Remember RWM 2014? The presence of communities secretary Eric Pickles packed the main seminar theatre, and his lively keynote speech on household collections was a talking point for weeks. Few in the audience backed his observations but it was rare for a senior politician to be so in touch with our sector.
Since then, we have not been blessed with much engagement from ministers, either at the Department for Communities and Local Government or, more particularly, Defra.
At the junior level, continuity within Defra has stuttered because of ministers passing the baton at 12-month intervals. That Therese Coffey was retained as part of the latest minor reshuffle is to be welcomed because few of her predecessors in recent years have had any real chance to get to grips with the role.
As secretaries of state for Defra, Liz Truss and Andrea Leadsom have come and gone. But the appointment of Michael Gove has at least piqued the interest of the ‘waste media’ because one thing is for certain: his residency will not be a quiet one. It is to be hoped that he takes up the offer from the Trade Association Group, representing leading organisations, for a meeting.
There are several key issues currently facing the waste industry: engagement with resource efficiency, how Brexit will affect the adoption of EU-driven environmental regulations and how ministers react to the impending arrival of circular economy measures. Waiting in the wings is Defra’s 25-year plan, which is buried so deep in the long grass that even publication of the framework document is at least six months late.
Gove’s appointment to environment – a sector in which research, analysis and data are key – prompted some to revisit his “experts” quote made during the referendum campaign. It has too frequently been paraphrased to suggest a disregard for specialist knowledge. He actually said: “I think the people in this country have had enough of experts from organisations with acronyms saying that they know what is best and getting it consistently wrong.”
I took it to be a politician’s escape during a campaign when he was facing a list of reputable bodies challenging the economics of his Brexit view.
On top if that, the appalling Grenfell Tower fire is having far-reaching consequences across British life. Among the many issues raised, can ministers sustain a dismissive attitude to red tape that the new de facto deputy PM Damien Green has described as “slightly jeering”? Could Gove ever be so publicly dismissive of experts again? He has also been a long-term campaigner on the “threat” of red tape to businesses.
Of all Whitehall departments, Defra is proud of being one where data-backed analysis is important, even when ministers have not always embraced their officials’ guidance (think of Owen Patterson in 2013 arguing that badgers had “moved the goalposts”).
Gove’s appointment by Theresa May has been criticised within the environmental lobby but some speeches have been relatively encouraging. And his work in the education and justice departments suggests that he applies himself with intellectual rigour.

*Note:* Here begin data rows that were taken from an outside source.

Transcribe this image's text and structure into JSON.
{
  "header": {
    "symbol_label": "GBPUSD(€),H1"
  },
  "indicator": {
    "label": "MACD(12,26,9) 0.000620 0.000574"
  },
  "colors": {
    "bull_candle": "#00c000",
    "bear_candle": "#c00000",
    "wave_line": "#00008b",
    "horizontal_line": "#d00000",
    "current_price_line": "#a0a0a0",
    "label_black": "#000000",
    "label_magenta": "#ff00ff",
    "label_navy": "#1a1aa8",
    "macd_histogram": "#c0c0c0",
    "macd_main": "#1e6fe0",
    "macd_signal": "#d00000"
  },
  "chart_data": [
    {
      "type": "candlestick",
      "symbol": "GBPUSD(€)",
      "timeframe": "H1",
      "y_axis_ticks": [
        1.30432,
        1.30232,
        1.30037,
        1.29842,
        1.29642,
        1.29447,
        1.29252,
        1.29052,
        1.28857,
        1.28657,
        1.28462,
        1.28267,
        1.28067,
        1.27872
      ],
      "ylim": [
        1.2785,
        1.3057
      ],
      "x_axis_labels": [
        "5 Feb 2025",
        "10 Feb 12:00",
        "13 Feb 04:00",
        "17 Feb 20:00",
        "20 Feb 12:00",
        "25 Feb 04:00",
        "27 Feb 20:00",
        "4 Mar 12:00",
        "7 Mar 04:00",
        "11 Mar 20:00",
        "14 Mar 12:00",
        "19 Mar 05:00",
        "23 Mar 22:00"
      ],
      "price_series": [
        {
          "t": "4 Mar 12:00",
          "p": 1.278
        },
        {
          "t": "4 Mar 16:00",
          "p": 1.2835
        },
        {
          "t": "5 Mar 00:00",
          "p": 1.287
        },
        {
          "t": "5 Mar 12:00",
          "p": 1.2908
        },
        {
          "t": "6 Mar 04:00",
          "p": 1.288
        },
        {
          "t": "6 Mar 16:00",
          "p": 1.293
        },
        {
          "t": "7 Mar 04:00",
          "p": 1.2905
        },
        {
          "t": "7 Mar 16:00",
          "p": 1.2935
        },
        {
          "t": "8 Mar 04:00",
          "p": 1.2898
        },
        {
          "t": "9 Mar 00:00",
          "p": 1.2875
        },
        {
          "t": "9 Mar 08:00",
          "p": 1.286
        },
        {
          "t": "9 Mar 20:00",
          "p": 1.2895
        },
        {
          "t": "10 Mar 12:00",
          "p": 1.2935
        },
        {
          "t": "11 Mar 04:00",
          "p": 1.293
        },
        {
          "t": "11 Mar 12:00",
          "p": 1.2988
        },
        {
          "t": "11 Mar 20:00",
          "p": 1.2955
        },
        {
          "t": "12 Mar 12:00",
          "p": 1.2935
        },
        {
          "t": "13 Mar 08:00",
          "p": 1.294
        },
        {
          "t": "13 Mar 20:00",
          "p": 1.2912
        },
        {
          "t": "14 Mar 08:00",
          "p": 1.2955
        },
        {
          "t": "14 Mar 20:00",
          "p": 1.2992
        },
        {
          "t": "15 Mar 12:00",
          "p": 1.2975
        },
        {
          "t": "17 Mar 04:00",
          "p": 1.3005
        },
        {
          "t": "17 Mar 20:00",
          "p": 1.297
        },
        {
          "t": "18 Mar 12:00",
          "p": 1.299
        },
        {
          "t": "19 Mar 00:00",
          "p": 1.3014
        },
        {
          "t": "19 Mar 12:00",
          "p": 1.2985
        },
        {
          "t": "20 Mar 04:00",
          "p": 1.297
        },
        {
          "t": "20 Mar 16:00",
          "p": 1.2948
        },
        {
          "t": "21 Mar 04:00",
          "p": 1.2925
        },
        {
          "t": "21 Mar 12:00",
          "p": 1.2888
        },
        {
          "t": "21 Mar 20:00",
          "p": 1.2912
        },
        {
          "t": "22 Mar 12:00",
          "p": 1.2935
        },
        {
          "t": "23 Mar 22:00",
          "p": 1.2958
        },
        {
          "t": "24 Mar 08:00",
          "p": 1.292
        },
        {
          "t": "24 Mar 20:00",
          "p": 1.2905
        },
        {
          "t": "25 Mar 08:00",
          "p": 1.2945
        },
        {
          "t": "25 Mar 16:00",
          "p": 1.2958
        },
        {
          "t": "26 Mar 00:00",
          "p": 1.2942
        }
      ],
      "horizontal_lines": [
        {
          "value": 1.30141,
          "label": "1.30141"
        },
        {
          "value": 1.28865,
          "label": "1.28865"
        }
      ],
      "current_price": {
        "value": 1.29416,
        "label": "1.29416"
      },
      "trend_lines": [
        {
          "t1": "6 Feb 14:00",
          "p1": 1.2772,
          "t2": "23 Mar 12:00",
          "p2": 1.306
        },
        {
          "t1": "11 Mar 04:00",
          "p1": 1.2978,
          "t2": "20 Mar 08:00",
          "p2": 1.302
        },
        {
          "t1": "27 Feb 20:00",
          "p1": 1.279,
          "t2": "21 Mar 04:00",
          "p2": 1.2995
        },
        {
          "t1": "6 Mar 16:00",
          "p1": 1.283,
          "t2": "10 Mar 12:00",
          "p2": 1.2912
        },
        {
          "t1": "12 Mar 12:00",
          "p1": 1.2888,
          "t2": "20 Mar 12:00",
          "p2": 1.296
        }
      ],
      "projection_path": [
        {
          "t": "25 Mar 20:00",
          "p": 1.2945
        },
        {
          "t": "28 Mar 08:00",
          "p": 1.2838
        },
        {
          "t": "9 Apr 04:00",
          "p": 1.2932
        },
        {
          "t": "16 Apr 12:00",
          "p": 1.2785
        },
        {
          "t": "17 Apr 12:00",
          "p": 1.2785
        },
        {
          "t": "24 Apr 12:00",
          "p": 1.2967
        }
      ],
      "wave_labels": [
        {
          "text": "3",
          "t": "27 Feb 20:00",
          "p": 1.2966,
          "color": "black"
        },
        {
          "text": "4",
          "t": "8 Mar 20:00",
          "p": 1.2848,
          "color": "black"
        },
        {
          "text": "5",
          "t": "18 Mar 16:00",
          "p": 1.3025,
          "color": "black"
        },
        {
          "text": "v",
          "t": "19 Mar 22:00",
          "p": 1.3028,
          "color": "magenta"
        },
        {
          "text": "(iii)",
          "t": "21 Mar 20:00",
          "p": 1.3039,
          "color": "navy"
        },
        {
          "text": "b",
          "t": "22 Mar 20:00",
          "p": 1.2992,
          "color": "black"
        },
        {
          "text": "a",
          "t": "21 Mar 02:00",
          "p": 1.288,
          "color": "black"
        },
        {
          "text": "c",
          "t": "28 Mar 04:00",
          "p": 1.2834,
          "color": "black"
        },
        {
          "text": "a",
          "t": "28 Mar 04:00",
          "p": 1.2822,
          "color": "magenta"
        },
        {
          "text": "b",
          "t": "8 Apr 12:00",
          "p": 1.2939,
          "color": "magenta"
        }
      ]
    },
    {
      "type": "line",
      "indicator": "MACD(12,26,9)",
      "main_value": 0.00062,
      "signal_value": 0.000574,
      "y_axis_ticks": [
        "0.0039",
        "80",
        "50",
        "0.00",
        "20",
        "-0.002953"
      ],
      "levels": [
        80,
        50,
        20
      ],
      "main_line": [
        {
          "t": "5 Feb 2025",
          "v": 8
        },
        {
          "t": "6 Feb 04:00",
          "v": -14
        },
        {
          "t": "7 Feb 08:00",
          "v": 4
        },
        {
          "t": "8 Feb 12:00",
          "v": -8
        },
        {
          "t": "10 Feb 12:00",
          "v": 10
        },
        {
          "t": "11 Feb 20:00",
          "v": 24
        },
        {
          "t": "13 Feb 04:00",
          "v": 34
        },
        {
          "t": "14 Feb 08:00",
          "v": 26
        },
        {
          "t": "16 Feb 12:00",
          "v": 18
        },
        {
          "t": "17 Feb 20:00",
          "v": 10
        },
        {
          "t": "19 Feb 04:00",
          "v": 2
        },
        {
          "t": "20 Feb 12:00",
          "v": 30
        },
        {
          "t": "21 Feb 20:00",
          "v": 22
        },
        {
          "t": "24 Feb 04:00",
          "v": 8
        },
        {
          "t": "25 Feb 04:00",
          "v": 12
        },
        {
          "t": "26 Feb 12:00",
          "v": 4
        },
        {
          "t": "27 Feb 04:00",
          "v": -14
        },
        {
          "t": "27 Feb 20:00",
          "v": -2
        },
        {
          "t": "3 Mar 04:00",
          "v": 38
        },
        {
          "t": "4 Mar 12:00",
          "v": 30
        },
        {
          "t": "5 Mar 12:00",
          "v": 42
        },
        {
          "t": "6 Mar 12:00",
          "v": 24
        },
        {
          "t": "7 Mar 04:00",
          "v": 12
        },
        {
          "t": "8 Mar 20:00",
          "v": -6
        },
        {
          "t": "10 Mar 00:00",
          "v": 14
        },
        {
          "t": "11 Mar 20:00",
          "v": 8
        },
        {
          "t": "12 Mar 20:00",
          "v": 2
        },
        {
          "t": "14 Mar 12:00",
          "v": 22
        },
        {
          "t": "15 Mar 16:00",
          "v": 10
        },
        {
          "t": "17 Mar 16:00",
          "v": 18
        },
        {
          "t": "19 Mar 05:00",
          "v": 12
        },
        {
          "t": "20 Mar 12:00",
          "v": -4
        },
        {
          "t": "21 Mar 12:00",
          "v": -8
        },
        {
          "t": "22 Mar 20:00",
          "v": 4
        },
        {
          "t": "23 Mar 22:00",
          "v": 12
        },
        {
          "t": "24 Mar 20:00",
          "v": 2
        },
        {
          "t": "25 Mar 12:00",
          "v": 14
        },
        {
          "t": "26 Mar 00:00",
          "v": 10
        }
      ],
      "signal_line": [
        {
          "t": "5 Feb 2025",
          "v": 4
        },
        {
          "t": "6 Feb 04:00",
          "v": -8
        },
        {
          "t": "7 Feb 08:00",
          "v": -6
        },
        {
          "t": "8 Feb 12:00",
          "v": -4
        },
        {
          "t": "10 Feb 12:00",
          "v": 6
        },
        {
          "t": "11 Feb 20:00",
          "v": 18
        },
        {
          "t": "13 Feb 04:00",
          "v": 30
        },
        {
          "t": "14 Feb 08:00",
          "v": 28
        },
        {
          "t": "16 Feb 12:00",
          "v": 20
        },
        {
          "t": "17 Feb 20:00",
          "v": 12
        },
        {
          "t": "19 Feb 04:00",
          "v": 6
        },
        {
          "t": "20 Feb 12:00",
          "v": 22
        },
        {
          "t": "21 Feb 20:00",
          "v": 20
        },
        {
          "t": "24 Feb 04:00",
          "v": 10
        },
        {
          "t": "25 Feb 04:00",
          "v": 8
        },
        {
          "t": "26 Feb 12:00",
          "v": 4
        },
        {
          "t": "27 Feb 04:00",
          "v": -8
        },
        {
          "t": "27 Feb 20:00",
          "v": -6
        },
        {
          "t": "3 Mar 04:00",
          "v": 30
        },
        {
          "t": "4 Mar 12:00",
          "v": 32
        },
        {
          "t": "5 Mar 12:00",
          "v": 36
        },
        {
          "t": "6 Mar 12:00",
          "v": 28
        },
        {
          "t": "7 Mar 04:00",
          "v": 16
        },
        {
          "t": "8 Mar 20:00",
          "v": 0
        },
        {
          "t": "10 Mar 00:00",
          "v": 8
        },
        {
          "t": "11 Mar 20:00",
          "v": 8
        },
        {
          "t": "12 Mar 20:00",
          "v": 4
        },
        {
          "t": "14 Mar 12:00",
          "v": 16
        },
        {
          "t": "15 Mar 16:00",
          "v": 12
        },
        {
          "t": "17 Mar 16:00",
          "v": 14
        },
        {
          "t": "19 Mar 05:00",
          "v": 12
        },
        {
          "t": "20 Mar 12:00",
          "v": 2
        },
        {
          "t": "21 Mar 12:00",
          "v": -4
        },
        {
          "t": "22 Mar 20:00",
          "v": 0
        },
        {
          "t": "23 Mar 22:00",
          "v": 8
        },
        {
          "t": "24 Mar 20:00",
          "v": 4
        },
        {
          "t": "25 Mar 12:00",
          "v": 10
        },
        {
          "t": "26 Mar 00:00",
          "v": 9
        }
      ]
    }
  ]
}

Although his anti-EU stance indicates an unwillingness to sign the UK up to the circular economy package, we must hope that Gove accepts the tenets of sustainability which encourage recycling and a drive up the waste hierarchy. His reputation for seeking new ways of doing things might well work in the sector’s favour, especially if he sees that Wales and Scotland are forging ahead on sustainability.
Another potential bonus from the lack of change in Whitehall is that the Business, Energy and Industrial Strategy department has all the main players back in place. Hopefully, that will mean no additional obstacles as it develops a vital strategy for UK infrastructure.
But whichever politicians are in power at this time, the Government’s future is very uncertain and we could well have a Tory leadership battle and/ or a general election. In both outcomes, I would not expect Gove to remain at Defra anyway.
Q&A with Michael Gove at the Conservative Environment Network launch, March 2014
“It seems to me unarguable that Man has an impact on the climate. It seems to me unarguable that climate change can have a devastating and damaging impact on societies and economies that are even less developed.
“And therefore it seems to me unarguable that we should seek first to lessen the impact that Man might have on the climate and, secondly, invest appropriately in measures to mitigate and protect individuals and societies from the impact of climate change.”
Who’s who in the new Government
BEIS: secretary of state – Greg Clark
DCLG: secretary of state – Sajid Javid
Defra: secretary of state – Michael Gove
Ministers – Therese Coffey, George Eustice and Lord Gardiner
A previous resource minister Dan Rogerson failed to return to Parliament in his former constituency, North Cornwall. Rogerson, a Liberal Democrat, came second as sitting MP Scott Mann held his seat with a slightly increased majority.